Assignment
Return every line below exactly, leaving nothing out.
[Dataset — start]
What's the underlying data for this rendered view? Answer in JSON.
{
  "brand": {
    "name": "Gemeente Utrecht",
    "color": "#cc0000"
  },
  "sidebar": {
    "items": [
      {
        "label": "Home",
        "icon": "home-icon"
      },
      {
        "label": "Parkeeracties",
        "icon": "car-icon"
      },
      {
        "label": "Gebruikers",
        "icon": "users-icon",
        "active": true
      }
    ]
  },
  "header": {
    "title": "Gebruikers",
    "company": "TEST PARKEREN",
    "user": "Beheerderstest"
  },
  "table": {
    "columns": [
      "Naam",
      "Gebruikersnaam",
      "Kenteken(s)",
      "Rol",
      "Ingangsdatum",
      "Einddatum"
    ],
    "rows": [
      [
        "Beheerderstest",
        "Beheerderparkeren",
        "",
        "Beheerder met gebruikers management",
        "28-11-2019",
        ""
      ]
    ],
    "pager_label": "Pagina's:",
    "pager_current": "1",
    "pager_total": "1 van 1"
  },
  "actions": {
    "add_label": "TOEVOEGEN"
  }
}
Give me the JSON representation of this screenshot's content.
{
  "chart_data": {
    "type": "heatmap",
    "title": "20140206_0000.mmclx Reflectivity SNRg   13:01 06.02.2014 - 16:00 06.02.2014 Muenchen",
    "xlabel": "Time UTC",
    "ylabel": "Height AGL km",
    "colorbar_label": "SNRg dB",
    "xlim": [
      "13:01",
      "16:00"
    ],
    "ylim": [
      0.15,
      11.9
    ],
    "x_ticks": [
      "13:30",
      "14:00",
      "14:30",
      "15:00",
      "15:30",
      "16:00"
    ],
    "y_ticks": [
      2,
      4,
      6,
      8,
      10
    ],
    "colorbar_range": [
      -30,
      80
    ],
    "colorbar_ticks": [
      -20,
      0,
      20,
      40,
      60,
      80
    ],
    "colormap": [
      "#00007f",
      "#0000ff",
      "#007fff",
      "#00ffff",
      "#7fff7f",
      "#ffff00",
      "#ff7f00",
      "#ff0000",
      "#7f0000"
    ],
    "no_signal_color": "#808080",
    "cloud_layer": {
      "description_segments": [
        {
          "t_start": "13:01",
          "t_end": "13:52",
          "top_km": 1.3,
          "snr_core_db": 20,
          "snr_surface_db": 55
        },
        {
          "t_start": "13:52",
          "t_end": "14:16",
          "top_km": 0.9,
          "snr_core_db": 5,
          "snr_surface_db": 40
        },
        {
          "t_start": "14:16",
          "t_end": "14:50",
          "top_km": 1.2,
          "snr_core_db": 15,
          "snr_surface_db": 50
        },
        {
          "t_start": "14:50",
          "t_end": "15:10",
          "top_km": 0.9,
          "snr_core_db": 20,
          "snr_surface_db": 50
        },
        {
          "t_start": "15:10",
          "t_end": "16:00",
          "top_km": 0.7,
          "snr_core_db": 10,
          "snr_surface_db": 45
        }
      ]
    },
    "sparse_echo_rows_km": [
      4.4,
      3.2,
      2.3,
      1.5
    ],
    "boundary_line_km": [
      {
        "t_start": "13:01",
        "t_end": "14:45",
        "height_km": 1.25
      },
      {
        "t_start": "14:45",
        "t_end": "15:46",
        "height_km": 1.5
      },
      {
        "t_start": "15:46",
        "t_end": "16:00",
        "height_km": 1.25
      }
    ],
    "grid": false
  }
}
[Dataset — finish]
Finished task
What's the underlying data for this rendered view? Answer in JSON.
{
  "brand": {
    "name": "Gemeente Utrecht",
    "color": "#cc0000"
  },
  "sidebar": {
    "items": [
      {
        "label": "Home",
        "icon": "home-icon"
      },
      {
        "label": "Parkeeracties",
        "icon": "car-icon"
      },
      {
        "label": "Gebruikers",
        "icon": "users-icon",
        "active": true
      }
    ]
  },
  "header": {
    "title": "Gebruikers",
    "company": "TEST PARKEREN",
    "user": "Beheerderstest"
  },
  "table": {
    "columns": [
      "Naam",
      "Gebruikersnaam",
      "Kenteken(s)",
      "Rol",
      "Ingangsdatum",
      "Einddatum"
    ],
    "rows": [
      [
        "Beheerderstest",
        "Beheerderparkeren",
        "",
        "Beheerder met gebruikers management",
        "28-11-2019",
        ""
      ]
    ],
    "pager_label": "Pagina's:",
    "pager_current": "1",
    "pager_total": "1 van 1"
  },
  "actions": {
    "add_label": "TOEVOEGEN"
  }
}
Give me the JSON representation of this screenshot's content.
{
  "chart_data": {
    "type": "heatmap",
    "title": "20140206_0000.mmclx Reflectivity SNRg   13:01 06.02.2014 - 16:00 06.02.2014 Muenchen",
    "xlabel": "Time UTC",
    "ylabel": "Height AGL km",
    "colorbar_label": "SNRg dB",
    "xlim": [
      "13:01",
      "16:00"
    ],
    "ylim": [
      0.15,
      11.9
    ],
    "x_ticks": [
      "13:30",
      "14:00",
      "14:30",
      "15:00",
      "15:30",
      "16:00"
    ],
    "y_ticks": [
      2,
      4,
      6,
      8,
      10
    ],
    "colorbar_range": [
      -30,
      80
    ],
    "colorbar_ticks": [
      -20,
      0,
      20,
      40,
      60,
      80
    ],
    "colormap": [
      "#00007f",
      "#0000ff",
      "#007fff",
      "#00ffff",
      "#7fff7f",
      "#ffff00",
      "#ff7f00",
      "#ff0000",
      "#7f0000"
    ],
    "no_signal_color": "#808080",
    "cloud_layer": {
      "description_segments": [
        {
          "t_start": "13:01",
          "t_end": "13:52",
          "top_km": 1.3,
          "snr_core_db": 20,
          "snr_surface_db": 55
        },
        {
          "t_start": "13:52",
          "t_end": "14:16",
          "top_km": 0.9,
          "snr_core_db": 5,
          "snr_surface_db": 40
        },
        {
          "t_start": "14:16",
          "t_end": "14:50",
          "top_km": 1.2,
          "snr_core_db": 15,
          "snr_surface_db": 50
        },
        {
          "t_start": "14:50",
          "t_end": "15:10",
          "top_km": 0.9,
          "snr_core_db": 20,
          "snr_surface_db": 50
        },
        {
          "t_start": "15:10",
          "t_end": "16:00",
          "top_km": 0.7,
          "snr_core_db": 10,
          "snr_surface_db": 45
        }
      ]
    },
    "sparse_echo_rows_km": [
      4.4,
      3.2,
      2.3,
      1.5
    ],
    "boundary_line_km": [
      {
        "t_start": "13:01",
        "t_end": "14:45",
        "height_km": 1.25
      },
      {
        "t_start": "14:45",
        "t_end": "15:46",
        "height_km": 1.5
      },
      {
        "t_start": "15:46",
        "t_end": "16:00",
        "height_km": 1.25
      }
    ],
    "grid": false
  }
}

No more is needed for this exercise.